Caminero, who had yet to allow a run since being acquired by the Mariners (63-55), was brought in for the eighth inning to protect a 6-5 lead and hand the game to Edwin Diaz in the ninth.

Instead, he gave it up with two outs, having already retired Mike Trout and Albert Pujols. Jefry Marte pulled a 97 mph fastball over the short wall in left field for a solo homer to tie the score at 6-6. Caminero gave up a single to Jett Bandy and then a triple to Cliff Pennington, a line drive that rattled around in the right-field corner. Nelson Cruz struggled to corral the ball and Bandy scored from first with the go-ahead run.

“Marte got a fastball right down the middle, and he took advantage of it,” Caminero said. “That’s going to happen. I was trying to go fastball away, and it went to the middle.

“It’s a battle, and I’m not going to win it every time. I would like to.”

The Mariners’ run of good play/luck and the Angels’ recent stretch of misery made for a bizarre top of the seventh that appeared to put Seattle in line for an improbable win.

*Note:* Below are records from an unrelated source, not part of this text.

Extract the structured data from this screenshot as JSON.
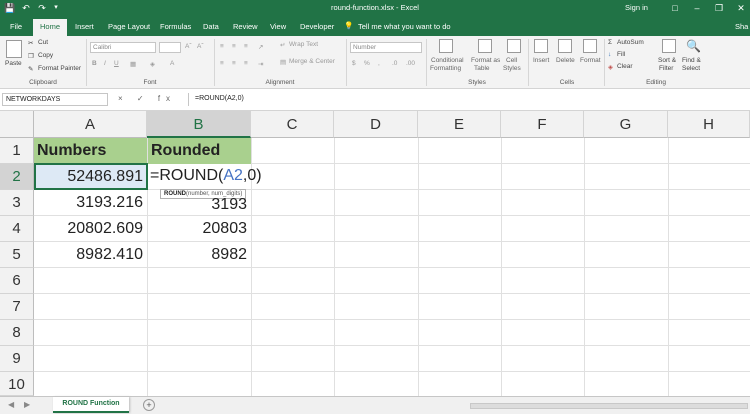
{
  "window": {
    "title": "round-function.xlsx - Excel",
    "signin": "Sign in",
    "qa_icons": [
      "save-icon",
      "undo-icon",
      "redo-icon",
      "customize-icon"
    ],
    "controls": [
      "ribbon-display-icon",
      "minimize-icon",
      "restore-icon",
      "close-icon"
    ]
  },
  "tabs": [
    "File",
    "Home",
    "Insert",
    "Page Layout",
    "Formulas",
    "Data",
    "Review",
    "View",
    "Developer"
  ],
  "active_tab": "Home",
  "tell_me": "Tell me what you want to do",
  "share": "Sha",
  "ribbon": {
    "paste": "Paste",
    "cut": "Cut",
    "copy": "Copy",
    "format_painter": "Format Painter",
    "clipboard_group": "Clipboard",
    "font_name": "Calibri",
    "font_group": "Font",
    "wrap_text": "Wrap Text",
    "merge_center": "Merge & Center",
    "alignment_group": "Alignment",
    "number_format": "Number",
    "conditional": "Conditional",
    "formatting": "Formatting",
    "format_as": "Format as",
    "table": "Table",
    "cell": "Cell",
    "styles_word": "Styles",
    "styles_group": "Styles",
    "insert": "Insert",
    "delete": "Delete",
    "format": "Format",
    "cells_group": "Cells",
    "autosum": "AutoSum",
    "fill": "Fill",
    "clear": "Clear",
    "sort_filter": "Sort &",
    "filter": "Filter",
    "find_select": "Find &",
    "select": "Select",
    "editing_group": "Editing"
  },
  "formula_bar": {
    "name_box": "NETWORKDAYS",
    "icons": "× ✓ fx",
    "content": "=ROUND(A2,0)"
  },
  "grid": {
    "columns": [
      "A",
      "B",
      "C",
      "D",
      "E",
      "F",
      "G",
      "H"
    ],
    "rows": [
      "1",
      "2",
      "3",
      "4",
      "5",
      "6",
      "7",
      "8",
      "9",
      "10"
    ],
    "header_a": "Numbers",
    "header_b": "Rounded",
    "a2": "52486.891",
    "a3": "3193.216",
    "a4": "20802.609",
    "a5": "8982.410",
    "b3": "3193",
    "b4": "20803",
    "b5": "8982",
    "edit_prefix": "=ROUND(",
    "edit_ref": "A2",
    "edit_suffix": ",0)",
    "tooltip_fn": "ROUND",
    "tooltip_args": "(number, num_digits)"
  },
  "sheet_tab": "ROUND Function",
  "add_sheet": "+"
}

J.C. Ramirez, a reliever for the Mariners in 2015 for about a month, helped the Angels have an inning befitting a team that was in the midst of a record-setting losing streak for the franchise.

Given a 6-5 lead, the Angels gave it right back. Robinson Cano’s routine grounder to second base to start the inning was misplayed by Pennington for an error. Ramirez then walked Cruz. While facing Kyle Seager, Ramirez uncorked a wild pitch to move the runners up a base and unleashed another one to allow Cano to sprint home to make it 5-5.

Seager then launched a ball into deep center that allowed Cruz to tag up and easily score from third for the go-ahead run and a 6-5 lead.

The Mariners had scored two runs without a hit, erasing some of the frustration of the bottom of the sixth, when the bullpen finally suffered its first significant blemish, squandering a 4-1 lead.

After starter Ariel Miranda walked Kole Calhoun and Trout to start the sixth inning, Servais called on right-hander Nick Vincent to face Albert Pujols and the slew of right-handed hitters that could follow.

Vincent came into the game with right-handers batting .191 (18 for 94) with a .587 on-base slugging percentage against him. But he had allowed four homers to right-handers. That number went up a couple. Trying to go down and away, Vincent left a 1-2 fastball over the middle that Pujols cranked over the wall in left-center to tie the score at 4-4. It was the 582nd homer of his career.

“He’s not going to miss that pitch,” Vincent said. “Not many guys are going to miss pitches right over the plate going toward them.”

Two batters later, Bandy yanked a high fly ball down the left-field line that bonk­ed off the foul pole for a solo homer and a 5-4 lead.

“Tonight I just couldn’t locate my fastball down and away at all,” Vincent said. “I tried to make an adjustment. I had to move to the other side of the rubber. That was the only way I could get it down and away.”

Vincent met with pitching coach Mel Stottlemyre postgame and planned to look at video to see any mechanical flaws.

“Usually I can do it pretty well,” Vincent said. “Tonight, it was nonexistent. Bad pitches. There were a lot of bad pitches that whole inning. That stuff is going to get hit. So I have to be better than that.”

Miranda found himself in some trouble early in his start, walking Yunel Escobar — the first hitter of the game — and serving up a double to Calhoun. With runners on second and third and no outs, he went into damage control. He gave up a run on Trout’s sacrifice fly to center but avoided major disaster. He retired Pujols and Marte without allowing another run.